EE 321 Lab
Lab 9: BIPOLAR JUNCTION TRANSISTORS, Part II
Prelab for Lab 9

In this lab we will In this lab we will investigate a bipolar junction transistor (BJT) amplifier and emitter follower.

The amplifier circuit of last week's lab is impractical because the bias or operating point depends on the beta of the transistor. The following bias technique controls the voltage across RE and hence the emitter current IE (Example 4.7).

1. Construct the circuit in Figure 1 and measure the d.c. bias voltages at the base, emitter and collector. From your measurements, determine VBE, VBC. Is the transistor biased in its active mode? What are the d.c. (Q `quiescent') values of IC, IE? 2) Apply a triangle wave to the input and measure the voltage gain. Is the gain close to that found in the prelab?

3) The voltage gain can be increased by decreasing RE. Reduce RE to zero for signal frequencies by `bypassing' it with a large capacitor (100 uF) in parallel with RE. (Be sure to observe the correct polarity of the electrolytic capacitor.) Reduce the input amplitude and look at the output waveform.

Further reduce the input amplitude until the output is approximately linear and measure the gain. The gain has been increased to the large values, but at what expense?

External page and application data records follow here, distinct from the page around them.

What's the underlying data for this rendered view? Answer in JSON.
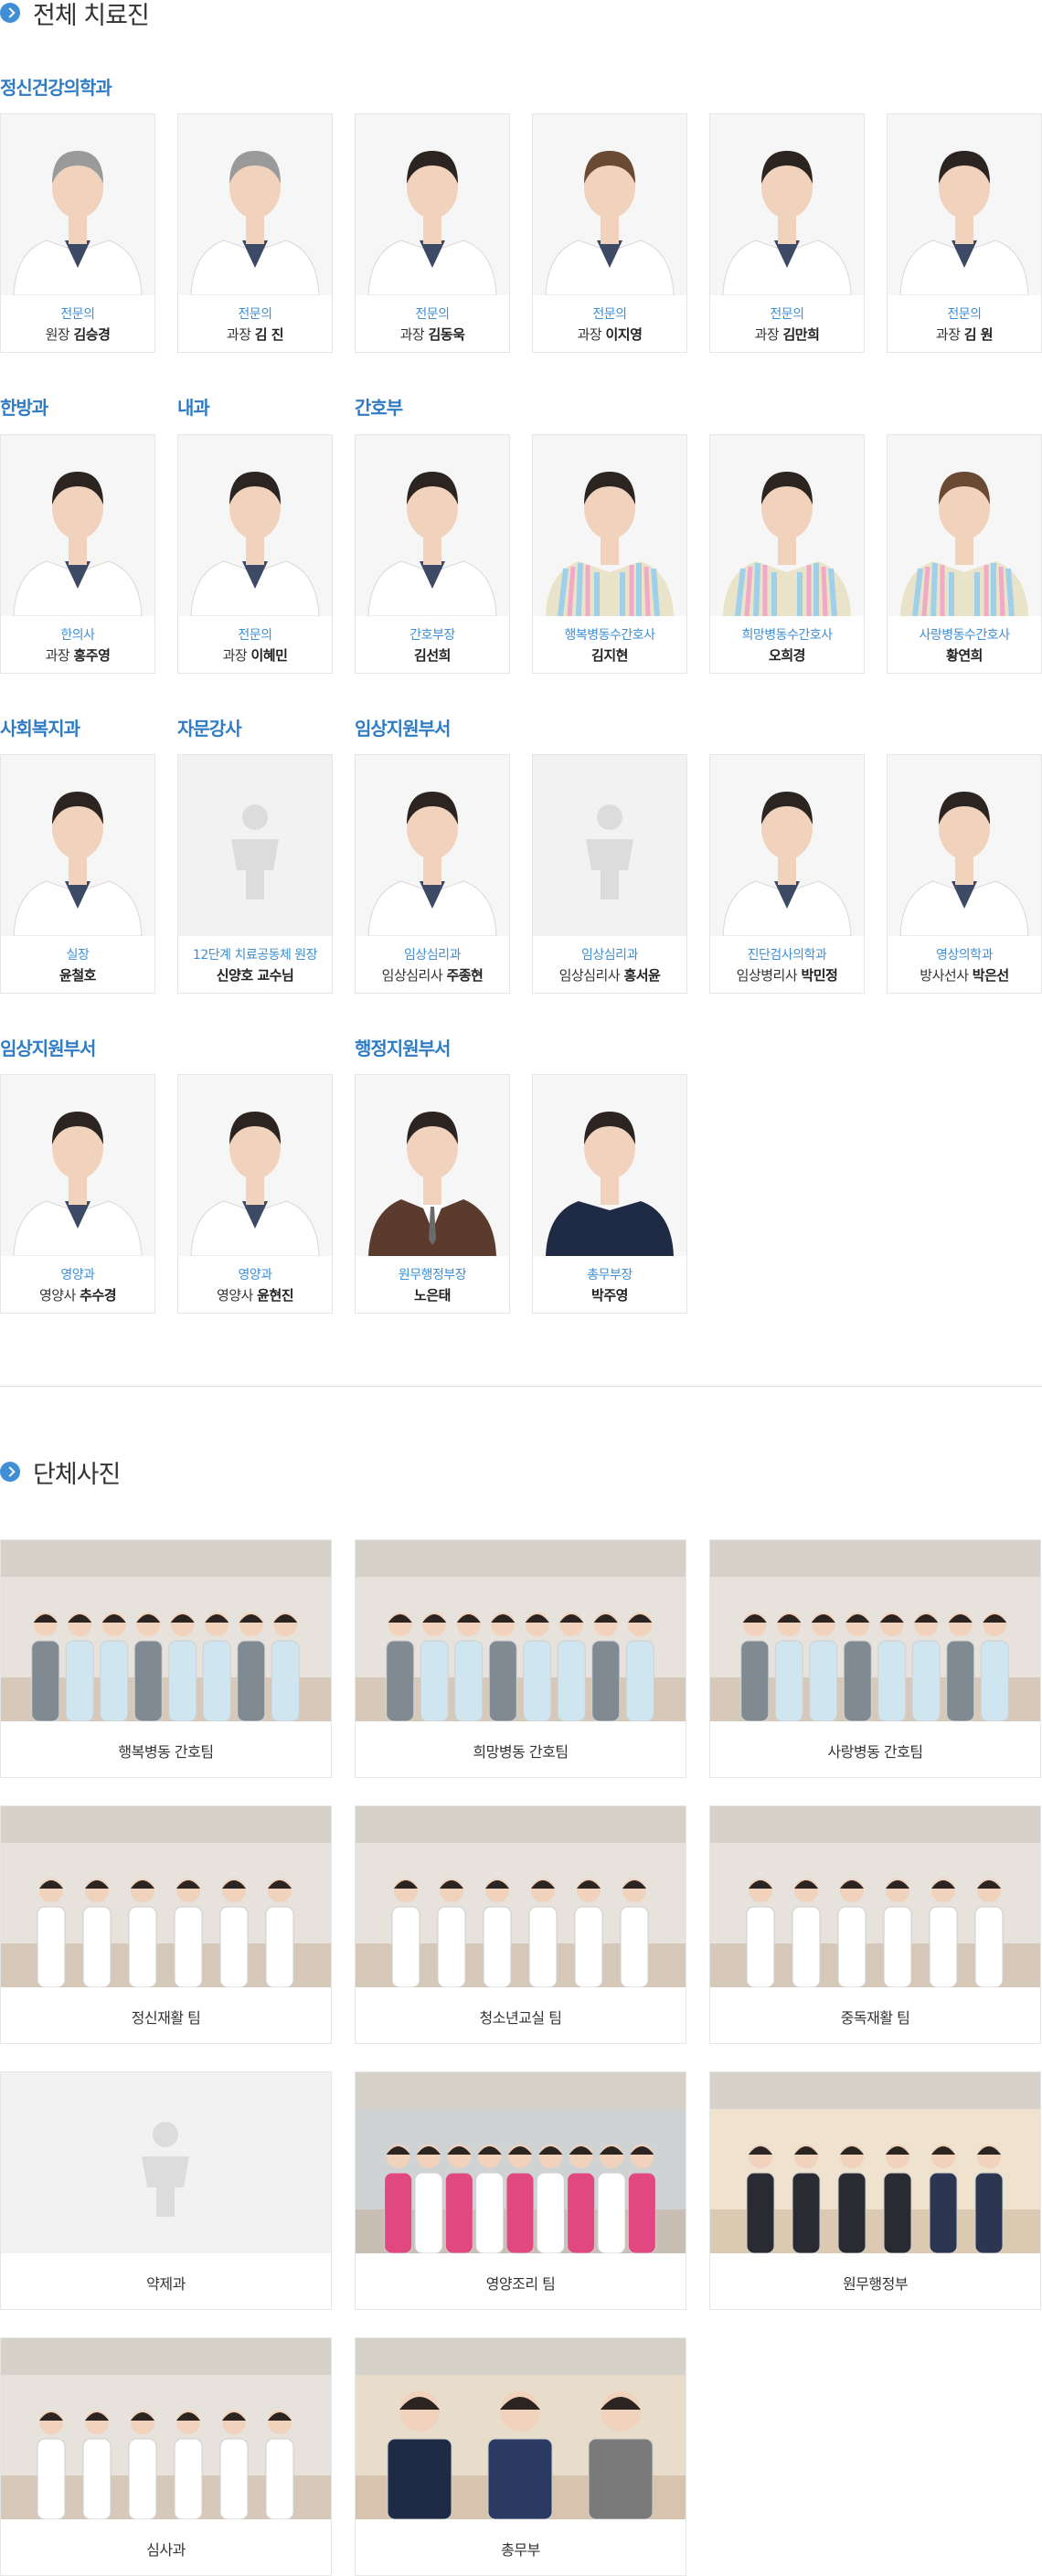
{
  "sections": {
    "staff_title": "전체 치료진",
    "group_title": "단체사진"
  },
  "colors": {
    "accent": "#3f8fd6",
    "dept": "#2f7cc4"
  },
  "departments": [
    {
      "label": "정신건강의학과"
    },
    {
      "label": "한방과"
    },
    {
      "label": "내과"
    },
    {
      "label": "간호부"
    },
    {
      "label": "사회복지과"
    },
    {
      "label": "자문강사"
    },
    {
      "label": "임상지원부서"
    },
    {
      "label": "임상지원부서"
    },
    {
      "label": "행정지원부서"
    }
  ],
  "staff": [
    {
      "role": "전문의",
      "pre": "원장",
      "name": "김승경",
      "coat": "white",
      "hair": "gray"
    },
    {
      "role": "전문의",
      "pre": "과장",
      "name": "김 진",
      "coat": "white",
      "hair": "gray"
    },
    {
      "role": "전문의",
      "pre": "과장",
      "name": "김동욱",
      "coat": "white",
      "hair": "dark"
    },
    {
      "role": "전문의",
      "pre": "과장",
      "name": "이지영",
      "coat": "white",
      "hair": "brown"
    },
    {
      "role": "전문의",
      "pre": "과장",
      "name": "김만희",
      "coat": "white",
      "hair": "dark"
    },
    {
      "role": "전문의",
      "pre": "과장",
      "name": "김 원",
      "coat": "white",
      "hair": "dark"
    },
    {
      "role": "한의사",
      "pre": "과장",
      "name": "홍주영",
      "coat": "white",
      "hair": "dark"
    },
    {
      "role": "전문의",
      "pre": "과장",
      "name": "이혜민",
      "coat": "white",
      "hair": "dark"
    },
    {
      "role": "간호부장",
      "pre": "",
      "name": "김선희",
      "coat": "white",
      "hair": "dark"
    },
    {
      "role": "행복병동수간호사",
      "pre": "",
      "name": "김지현",
      "coat": "stripe",
      "hair": "dark"
    },
    {
      "role": "희망병동수간호사",
      "pre": "",
      "name": "오희경",
      "coat": "stripe",
      "hair": "dark"
    },
    {
      "role": "사랑병동수간호사",
      "pre": "",
      "name": "황연희",
      "coat": "stripe",
      "hair": "brown"
    },
    {
      "role": "실장",
      "pre": "",
      "name": "윤철호",
      "coat": "white",
      "hair": "dark"
    },
    {
      "role": "12단계 치료공동체 원장",
      "pre": "",
      "name": "신양호 교수님",
      "coat": "none",
      "hair": "none"
    },
    {
      "role": "임상심리과",
      "pre": "임상심리사",
      "name": "주종현",
      "coat": "white",
      "hair": "dark"
    },
    {
      "role": "임상심리과",
      "pre": "임상심리사",
      "name": "홍서윤",
      "coat": "none",
      "hair": "none"
    },
    {
      "role": "진단검사의학과",
      "pre": "임상병리사",
      "name": "박민정",
      "coat": "white",
      "hair": "dark"
    },
    {
      "role": "영상의학과",
      "pre": "방사선사",
      "name": "박은선",
      "coat": "white",
      "hair": "dark"
    },
    {
      "role": "영양과",
      "pre": "영양사",
      "name": "추수경",
      "coat": "white",
      "hair": "dark"
    },
    {
      "role": "영양과",
      "pre": "영양사",
      "name": "윤현진",
      "coat": "white",
      "hair": "dark"
    },
    {
      "role": "원무행정부장",
      "pre": "",
      "name": "노은태",
      "coat": "suit",
      "hair": "dark"
    },
    {
      "role": "총무부장",
      "pre": "",
      "name": "박주영",
      "coat": "navy",
      "hair": "dark"
    }
  ],
  "groups": [
    {
      "label": "행복병동 간호팀",
      "kind": "stripe"
    },
    {
      "label": "희망병동 간호팀",
      "kind": "stripe"
    },
    {
      "label": "사랑병동 간호팀",
      "kind": "stripe"
    },
    {
      "label": "정신재활 팀",
      "kind": "white"
    },
    {
      "label": "청소년교실 팀",
      "kind": "white"
    },
    {
      "label": "중독재활 팀",
      "kind": "white"
    },
    {
      "label": "약제과",
      "kind": "none"
    },
    {
      "label": "영양조리 팀",
      "kind": "pink"
    },
    {
      "label": "원무행정부",
      "kind": "suit"
    },
    {
      "label": "심사과",
      "kind": "white"
    },
    {
      "label": "총무부",
      "kind": "mixed"
    }
  ]
}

The Emitter Follower Amplifier

4) When the input signal is applied to the base and the output is taken at the emitter, Figuure 2, the amplifier is called an `emitter follower'. This is because the emitter voltage `follows' the base voltage. Emitter follower amplifiers are useful because they have a high input impedance and a low output impedance. They amplify the signal power by increasing its current, and are therefore sometimes called a `current booster'.

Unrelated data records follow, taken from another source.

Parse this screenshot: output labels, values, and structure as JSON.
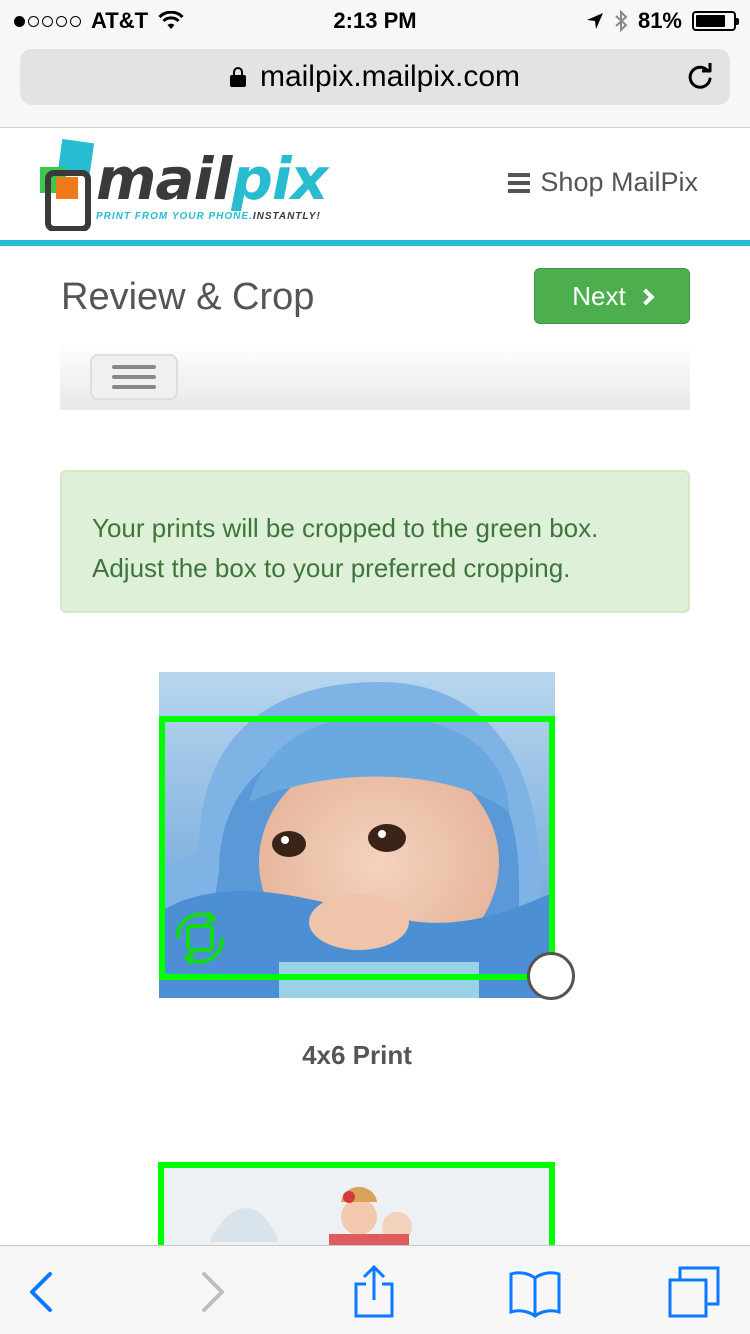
{
  "status_bar": {
    "carrier": "AT&T",
    "time": "2:13 PM",
    "battery_percent": "81%",
    "battery_level": 0.81,
    "signal_bars_filled": 1,
    "signal_bars_total": 5
  },
  "browser": {
    "url": "mailpix.mailpix.com"
  },
  "header": {
    "logo_mail": "mail",
    "logo_pix": "pix",
    "tagline_part1": "PRINT FROM YOUR PHONE.",
    "tagline_part2": "INSTANTLY!",
    "shop_menu_label": "Shop MailPix"
  },
  "page": {
    "title": "Review & Crop",
    "next_label": "Next"
  },
  "alert": {
    "line1": "Your prints will be cropped to the green box.",
    "line2": "Adjust the box to your preferred cropping."
  },
  "photos": [
    {
      "label": "4x6 Print"
    }
  ],
  "colors": {
    "accent_teal": "#28bcd1",
    "next_green": "#4cae4c",
    "crop_green": "#00ff00",
    "alert_bg": "#dff0d8",
    "alert_text": "#3c763d",
    "ios_blue": "#0a7aff"
  },
  "icons": {
    "toolbar": [
      "back-icon",
      "forward-icon",
      "share-icon",
      "bookmarks-icon",
      "tabs-icon"
    ]
  }
}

Construct the circuit in Figure 2.

• With zero (ground input) or small input signal, measure and note the d.c. bias voltages.
• With an input, measure the voltage gain (magnitude and sign).
• The dynamic range of the output is the largest that it can be without saturating or cliping. Measure the dynamic range of the output voltage (decrease the supply voltages to +-12 and measure both vout limits). What causes the output to limit in each case (when is the transistor saturated, active, cutoff)?
• What would happen to vout if the emitter resistor were connected to ground instead of -15V? Try it. What does this mean.
5) Measure Zin at the base of the transistor in the following way.
• Increase the source resistance RS until vout is reduced by about 1/2 (or by some other value).
• Sketch the equivalent circuit (use an equivalent circuit of an amplifier from Ch 1, not the transistor model) and compute Zin from your measurement.
• From the theoretical result that Zin = ( beta + 1) [re + RE ] and re=alpha/gm, estimate the beta of your transistor.
6) Simulate a signal of 10 k Ohms source resistance by setting RS = 10 k Ohms (see Figure 3). Measure the output impedance Zout by loading the output with about 220 Ohms resistance. Use a d.c. blocking capacitor as shown to prevent the load from changing the bias voltages. Ensure that the capacitive impedance is small compared to 220 Ohms by working at a signal frequency of about 10 kHz. Decrease the input until the output is not clipped. Sketch an equivalent circuit for the amplifier output and compute Zout from your measurement. Compare with the theoretical value Zout = [re + RS /( beta + 1)] || RE. How much output voltage would you have gotten by connecting RL directly to the source (RS is part of the source)? What does this show?

7) EXTRA CREDIT. In the emitter follower (Figure 3) replace the transistor by two transistors connected in a Darlington configuration, (Figure 4): What is the effective beta of this `super beta' transistor?   Measure Zin and Zout of the follower now?